William Wilson Corcoran believed in American artists at a time when most collectors bought only European paintings. The financier-turned-philanthropist made friends with masters such as Thomas Doughty and George Inness, bought what interested him, and even opened up his home twice a week so the public could view his collection. And that practice was the seed which grew into the Corcoran Gallery of Art. The formal location opened in 1874 with 98 paintings and sculptures from Corcoran's personal collection. Today, that collection exceeds 16,000.

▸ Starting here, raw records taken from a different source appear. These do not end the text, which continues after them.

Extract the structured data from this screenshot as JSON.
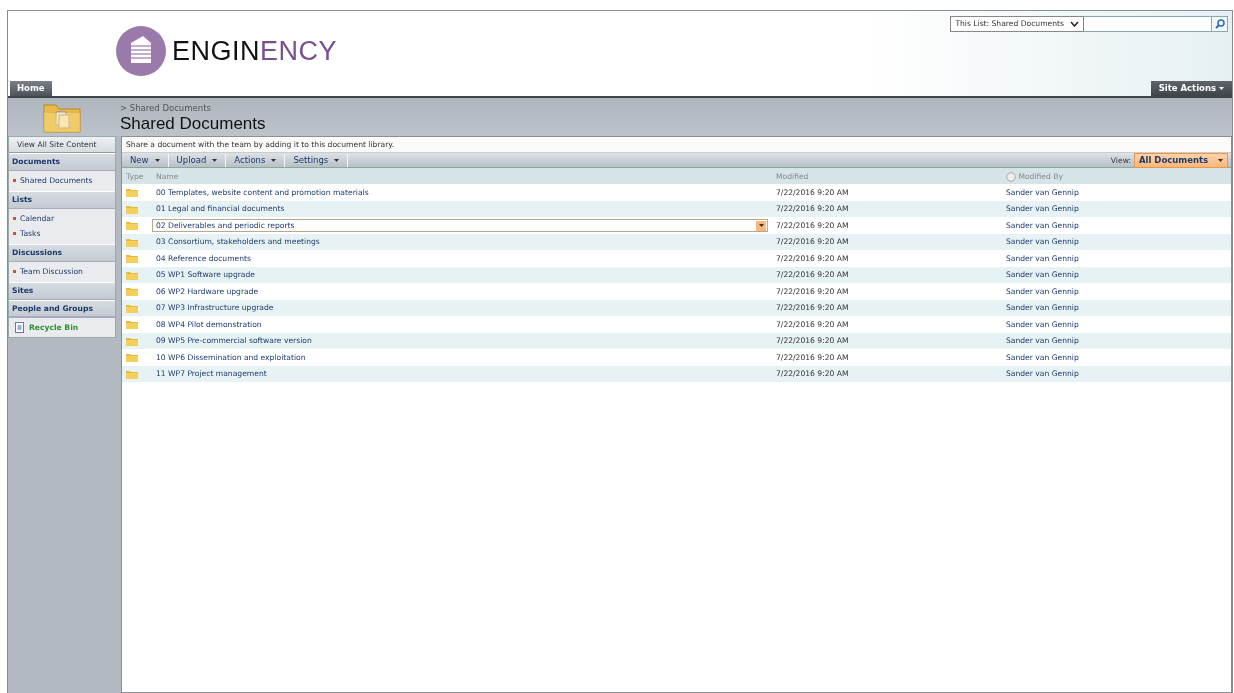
{
  "logo": {
    "text_dark": "ENGIN",
    "text_accent": "ENCY"
  },
  "search": {
    "scope": "This List: Shared Documents"
  },
  "top_tabs": [
    {
      "label": "Home",
      "selected": true
    }
  ],
  "site_actions": "Site Actions",
  "breadcrumb": "> Shared Documents",
  "page_title": "Shared Documents",
  "sidebar": {
    "view_all": "View All Site Content",
    "groups": [
      {
        "heading": "Documents",
        "items": [
          "Shared Documents"
        ]
      },
      {
        "heading": "Lists",
        "items": [
          "Calendar",
          "Tasks"
        ]
      },
      {
        "heading": "Discussions",
        "items": [
          "Team Discussion"
        ]
      },
      {
        "heading": "Sites"
      },
      {
        "heading": "People and Groups"
      }
    ],
    "recycle_bin": "Recycle Bin"
  },
  "description": "Share a document with the team by adding it to this document library.",
  "toolbar": {
    "menus": [
      "New",
      "Upload",
      "Actions",
      "Settings"
    ],
    "view_label": "View:",
    "view_value": "All Documents"
  },
  "table": {
    "columns": [
      "Type",
      "Name",
      "Modified",
      "Modified By"
    ],
    "rows": [
      {
        "name": "00 Templates, website content and promotion materials",
        "modified": "7/22/2016 9:20 AM",
        "modified_by": "Sander van Gennip",
        "selected": false
      },
      {
        "name": "01 Legal and financial documents",
        "modified": "7/22/2016 9:20 AM",
        "modified_by": "Sander van Gennip",
        "selected": false
      },
      {
        "name": "02 Deliverables and periodic reports",
        "modified": "7/22/2016 9:20 AM",
        "modified_by": "Sander van Gennip",
        "selected": true
      },
      {
        "name": "03 Consortium, stakeholders and meetings",
        "modified": "7/22/2016 9:20 AM",
        "modified_by": "Sander van Gennip",
        "selected": false
      },
      {
        "name": "04 Reference documents",
        "modified": "7/22/2016 9:20 AM",
        "modified_by": "Sander van Gennip",
        "selected": false
      },
      {
        "name": "05 WP1 Software upgrade",
        "modified": "7/22/2016 9:20 AM",
        "modified_by": "Sander van Gennip",
        "selected": false
      },
      {
        "name": "06 WP2 Hardware upgrade",
        "modified": "7/22/2016 9:20 AM",
        "modified_by": "Sander van Gennip",
        "selected": false
      },
      {
        "name": "07 WP3 Infrastructure upgrade",
        "modified": "7/22/2016 9:20 AM",
        "modified_by": "Sander van Gennip",
        "selected": false
      },
      {
        "name": "08 WP4 Pilot demonstration",
        "modified": "7/22/2016 9:20 AM",
        "modified_by": "Sander van Gennip",
        "selected": false
      },
      {
        "name": "09 WP5 Pre-commercial software version",
        "modified": "7/22/2016 9:20 AM",
        "modified_by": "Sander van Gennip",
        "selected": false
      },
      {
        "name": "10 WP6 Dissemination and exploitation",
        "modified": "7/22/2016 9:20 AM",
        "modified_by": "Sander van Gennip",
        "selected": false
      },
      {
        "name": "11 WP7 Project management",
        "modified": "7/22/2016 9:20 AM",
        "modified_by": "Sander van Gennip",
        "selected": false
      }
    ]
  }
}
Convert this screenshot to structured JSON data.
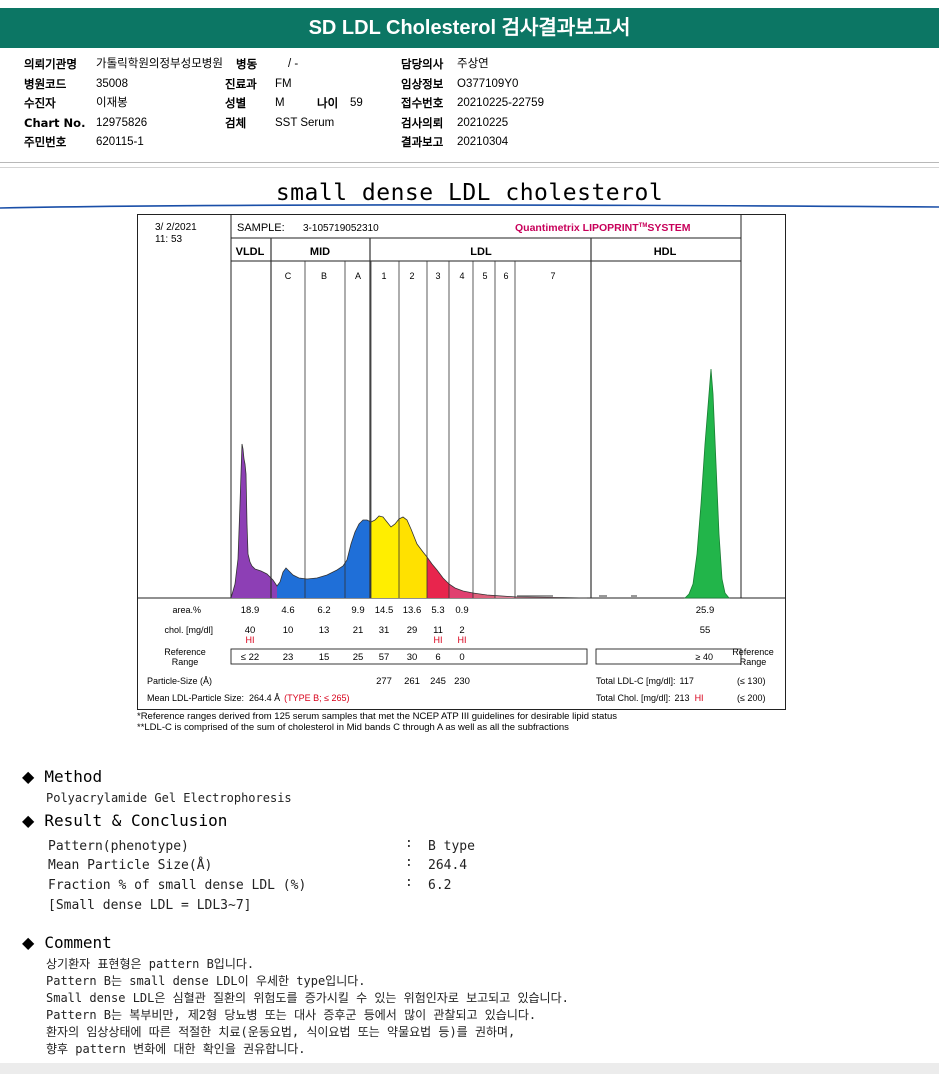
{
  "header": {
    "title": "SD LDL Cholesterol 검사결과보고서"
  },
  "info": {
    "col1": [
      {
        "k": "의뢰기관명",
        "v": "가톨릭학원의정부성모병원"
      },
      {
        "k": "병원코드",
        "v": "35008"
      },
      {
        "k": "수진자",
        "v": "이재봉"
      },
      {
        "k": "Chart No.",
        "v": "12975826"
      },
      {
        "k": "주민번호",
        "v": "620115-1"
      }
    ],
    "col2": {
      "ward_label": "병동",
      "ward_value": "/ -",
      "dept_label": "진료과",
      "dept_value": "FM",
      "sex_label": "성별",
      "sex_value": "M",
      "age_label": "나이",
      "age_value": "59",
      "specimen_label": "검체",
      "specimen_value": "SST Serum"
    },
    "col3": [
      {
        "k": "담당의사",
        "v": "주상연"
      },
      {
        "k": "임상정보",
        "v": "O377109Y0"
      },
      {
        "k": "접수번호",
        "v": "20210225-22759"
      },
      {
        "k": "검사의뢰",
        "v": "20210225"
      },
      {
        "k": "결과보고",
        "v": "20210304"
      }
    ]
  },
  "subtitle": "small dense LDL cholesterol",
  "chart_data": {
    "type": "area",
    "date": "3/ 2/2021",
    "time": "11: 53",
    "sample_label": "SAMPLE:",
    "sample_id": "3-105719052310",
    "brand": "Quantimetrix LIPOPRINT",
    "brand_tm": "TM",
    "brand_tail": "SYSTEM",
    "groups": [
      "VLDL",
      "MID",
      "LDL",
      "HDL"
    ],
    "mid_bands": [
      "C",
      "B",
      "A"
    ],
    "ldl_bands": [
      "1",
      "2",
      "3",
      "4",
      "5",
      "6",
      "7"
    ],
    "row_labels": {
      "area": "area.%",
      "chol": "chol. [mg/dl]",
      "ref1": "Reference",
      "ref2": "Range",
      "psize": "Particle-Size (Å)",
      "mean": "Mean LDL-Particle Size:",
      "hdl_ref1": "Reference",
      "hdl_ref2": "Range"
    },
    "area_values": [
      "18.9",
      "4.6",
      "6.2",
      "9.9",
      "14.5",
      "13.6",
      "5.3",
      "0.9",
      "25.9"
    ],
    "chol_values": [
      "40",
      "10",
      "13",
      "21",
      "31",
      "29",
      "11",
      "2",
      "55"
    ],
    "chol_flags": [
      "HI",
      "",
      "",
      "",
      "",
      "",
      "HI",
      "HI",
      ""
    ],
    "ref_values": [
      "≤ 22",
      "23",
      "15",
      "25",
      "57",
      "30",
      "6",
      "0"
    ],
    "hdl_ref": "≥ 40",
    "particle_sizes": [
      "277",
      "261",
      "245",
      "230"
    ],
    "mean_size": "264.4 Å",
    "mean_type": "(TYPE B; ≤ 265)",
    "total_ldl_label": "Total LDL-C [mg/dl]:",
    "total_ldl_value": "117",
    "total_ldl_ref": "(≤ 130)",
    "total_chol_label": "Total Chol. [mg/dl]:",
    "total_chol_value": "213",
    "total_chol_flag": "HI",
    "total_chol_ref": "(≤ 200)",
    "colors": {
      "vldl": "#8d3fb5",
      "mid": "#1f6fd8",
      "ldl1": "#ffee00",
      "ldl2": "#ffe100",
      "ldl3": "#e8254d",
      "ldl4": "#e04070",
      "hdl": "#22b54a",
      "flag": "#d8001a",
      "brand": "#c8005a"
    }
  },
  "footnotes": [
    "*Reference ranges derived from 125 serum samples that met the NCEP ATP III guidelines for desirable lipid status",
    "**LDL-C is comprised of the sum of cholesterol in Mid bands C through A as well as all the subfractions"
  ],
  "method": {
    "heading": "Method",
    "text": "Polyacrylamide Gel Electrophoresis"
  },
  "result": {
    "heading": "Result & Conclusion",
    "rows": [
      {
        "k": "Pattern(phenotype)",
        "v": "B type"
      },
      {
        "k": "Mean Particle Size(Å)",
        "v": "264.4"
      },
      {
        "k": "Fraction % of small dense LDL (%)",
        "v": "6.2"
      }
    ],
    "note": "[Small dense LDL = LDL3~7]",
    "colon": ":"
  },
  "comment": {
    "heading": "Comment",
    "lines": [
      "상기환자 표현형은 pattern B입니다.",
      "Pattern B는 small dense LDL이 우세한 type입니다.",
      "Small dense LDL은 심혈관 질환의 위험도를 증가시킬 수 있는 위험인자로 보고되고 있습니다.",
      "Pattern B는 복부비만, 제2형 당뇨병 또는 대사 증후군 등에서 많이 관찰되고 있습니다.",
      "환자의 임상상태에 따른 적절한 치료(운동요법, 식이요법 또는 약물요법 등)를 권하며,",
      "향후 pattern 변화에 대한 확인을 권유합니다."
    ]
  }
}
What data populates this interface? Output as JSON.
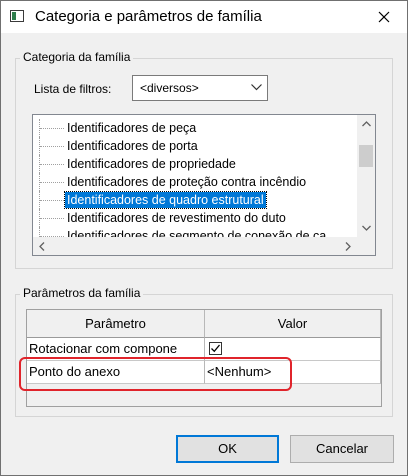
{
  "window": {
    "title": "Categoria e parâmetros de família",
    "icons": {
      "app": "revit-family-icon",
      "close": "close-icon"
    }
  },
  "category_group": {
    "label": "Categoria da família",
    "filter_label": "Lista de filtros:",
    "filter_value": "<diversos>",
    "tree_items": [
      {
        "label": "Identificadores de peça",
        "selected": false
      },
      {
        "label": "Identificadores de porta",
        "selected": false
      },
      {
        "label": "Identificadores de propriedade",
        "selected": false
      },
      {
        "label": "Identificadores de proteção contra incêndio",
        "selected": false
      },
      {
        "label": "Identificadores de quadro estrutural",
        "selected": true
      },
      {
        "label": "Identificadores de revestimento do duto",
        "selected": false
      },
      {
        "label": "Identificadores de segmento de conexão de ca",
        "selected": false
      }
    ]
  },
  "params_group": {
    "label": "Parâmetros da família",
    "columns": [
      "Parâmetro",
      "Valor"
    ],
    "rows": [
      {
        "param": "Rotacionar com compone",
        "value": "",
        "checkbox": true,
        "checked": true
      },
      {
        "param": "Ponto do anexo",
        "value": "<Nenhum>",
        "checkbox": false
      }
    ]
  },
  "buttons": {
    "ok": "OK",
    "cancel": "Cancelar"
  },
  "colors": {
    "selection": "#0078d7",
    "highlight": "#e0242b",
    "default_button_border": "#0078d7"
  }
}
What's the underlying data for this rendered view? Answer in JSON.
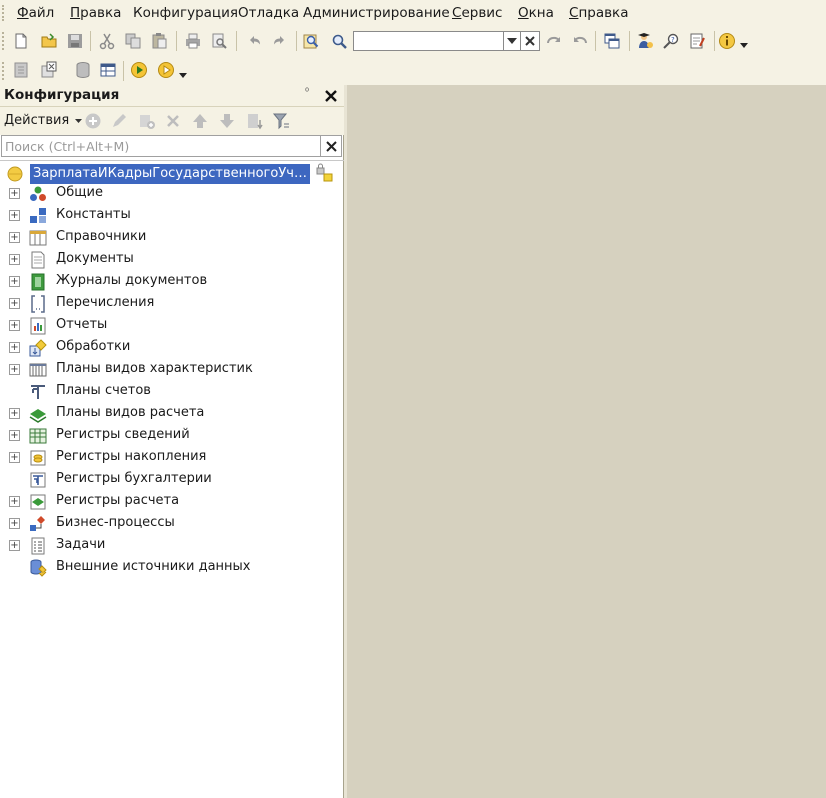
{
  "menu": {
    "items": [
      {
        "first": "Ф",
        "rest": "айл",
        "underline": true
      },
      {
        "first": "П",
        "rest": "равка",
        "underline": true
      },
      {
        "first": "",
        "rest": "Конфигурация",
        "underline": false
      },
      {
        "first": "",
        "rest": "Отладка",
        "underline": false
      },
      {
        "first": "",
        "rest": "Администрирование",
        "underline": false
      },
      {
        "first": "С",
        "rest": "ервис",
        "underline": true
      },
      {
        "first": "О",
        "rest": "кна",
        "underline": true
      },
      {
        "first": "С",
        "rest": "правка",
        "underline": true
      }
    ]
  },
  "toolbar": {
    "search_value": "",
    "icons": [
      "new-document-icon",
      "open-icon",
      "save-icon",
      "cut-icon",
      "copy-icon",
      "paste-icon",
      "print-icon",
      "print-preview-icon",
      "undo-icon",
      "redo-icon",
      "find-icon",
      "search-icon",
      "find-next-icon",
      "find-previous-icon",
      "window-icon",
      "open-configuration-icon",
      "syntax-assistant-icon",
      "edit-icon",
      "info-icon"
    ]
  },
  "panel": {
    "title": "Конфигурация",
    "pin_glyph": "⁰",
    "actions_label": "Действия",
    "search_placeholder": "Поиск (Ctrl+Alt+M)",
    "root_label": "ЗарплатаИКадрыГосударственногоУчреждения",
    "items": [
      {
        "label": "Общие",
        "icon": "common-icon",
        "expandable": true
      },
      {
        "label": "Константы",
        "icon": "constants-icon",
        "expandable": true
      },
      {
        "label": "Справочники",
        "icon": "catalogs-icon",
        "expandable": true
      },
      {
        "label": "Документы",
        "icon": "documents-icon",
        "expandable": true
      },
      {
        "label": "Журналы документов",
        "icon": "document-journals-icon",
        "expandable": true
      },
      {
        "label": "Перечисления",
        "icon": "enums-icon",
        "expandable": true
      },
      {
        "label": "Отчеты",
        "icon": "reports-icon",
        "expandable": true
      },
      {
        "label": "Обработки",
        "icon": "data-processors-icon",
        "expandable": true
      },
      {
        "label": "Планы видов характеристик",
        "icon": "characteristic-types-icon",
        "expandable": true
      },
      {
        "label": "Планы счетов",
        "icon": "chart-of-accounts-icon",
        "expandable": false
      },
      {
        "label": "Планы видов расчета",
        "icon": "calculation-types-icon",
        "expandable": true
      },
      {
        "label": "Регистры сведений",
        "icon": "information-registers-icon",
        "expandable": true
      },
      {
        "label": "Регистры накопления",
        "icon": "accumulation-registers-icon",
        "expandable": true
      },
      {
        "label": "Регистры бухгалтерии",
        "icon": "accounting-registers-icon",
        "expandable": false
      },
      {
        "label": "Регистры расчета",
        "icon": "calculation-registers-icon",
        "expandable": true
      },
      {
        "label": "Бизнес-процессы",
        "icon": "business-processes-icon",
        "expandable": true
      },
      {
        "label": "Задачи",
        "icon": "tasks-icon",
        "expandable": true
      },
      {
        "label": "Внешние источники данных",
        "icon": "external-data-sources-icon",
        "expandable": false
      }
    ]
  },
  "colors": {
    "chrome": "#f5f2e4",
    "workspace": "#d6d1bf",
    "selection": "#3d67c0"
  }
}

The focus on 18th- to 20th-century American artists such as Mary Cassatt and Andy Warhol remains—but that doesn't mean the gallery has blinders on. It also holds works by European luminaries such as Pablo Picasso and Edgar Degas. The collection even extends into decorative art such as the Salon Doré, an 18th-century French period room once housed in Paris's Hôtel de Clermont.

In the same way the Corcoran Gallery extends beyond American art, it pushes its purpose beyond simply displaying masterpieces. Year-round events include lectures from prominent critics as well as live performances and wine mixers. The Corcoran even nurtures the next generation of talent with after-school and weekend classes that teach students how to draw everything from landscapes to landscapes covered with bowls of fruit.

500 17th St NW
Washington,
DC
US

The Crime Museum shines a light on the dark underbelly of society with more than 100 interactive events spread across three stories and 25,000 square feet of gallery space. After resting their weary bones in an unplugged electric chair, fans of CSI can live out television fantasies at the Crime Scene Investigation event, where they can learn what it takes to be a forensic scientist and watch professionals in action before trying to determine whether or not fellow museum-goers exhibit the traits of serial killers. The event also serves as a crash course in fingerprinting, DNA testing, fraudulent-check investigation, and dental-impression and ballistics analysis. The museum’s many permanent events include A Notorious History of American Crime, about the country's felonious forefathers, and an exploration into one of the most heinous masterminds of modern times in the Ted Kaczynski: The Unabomber event.

575 7th St
Washington,
DC
US

The story of the descendants of the nation’s First Family is told at Tudor Place, an historic home hidden away on a Georgetown side street. The five-acre estate was the home of Martha and George Washington’s granddaughter Martha Parke Custis Peter. Five more generations of the family lived here before it became a National Historic Landmark in the 1980s, and now the notable home contains more of George and Martha’s memorabilia than anywhere outside of Mount Vernon. But because the home was occupied by members of the Washington family for nearly 200 years, its riches span the centuries, from original keepsakes handed down by Martha herself to more current pieces that tell the family’s rich history. The extensive gardens are particularly lovely in the spring, when many of the period flowers bloom.

1644 31st St NW
Washington,
DC
US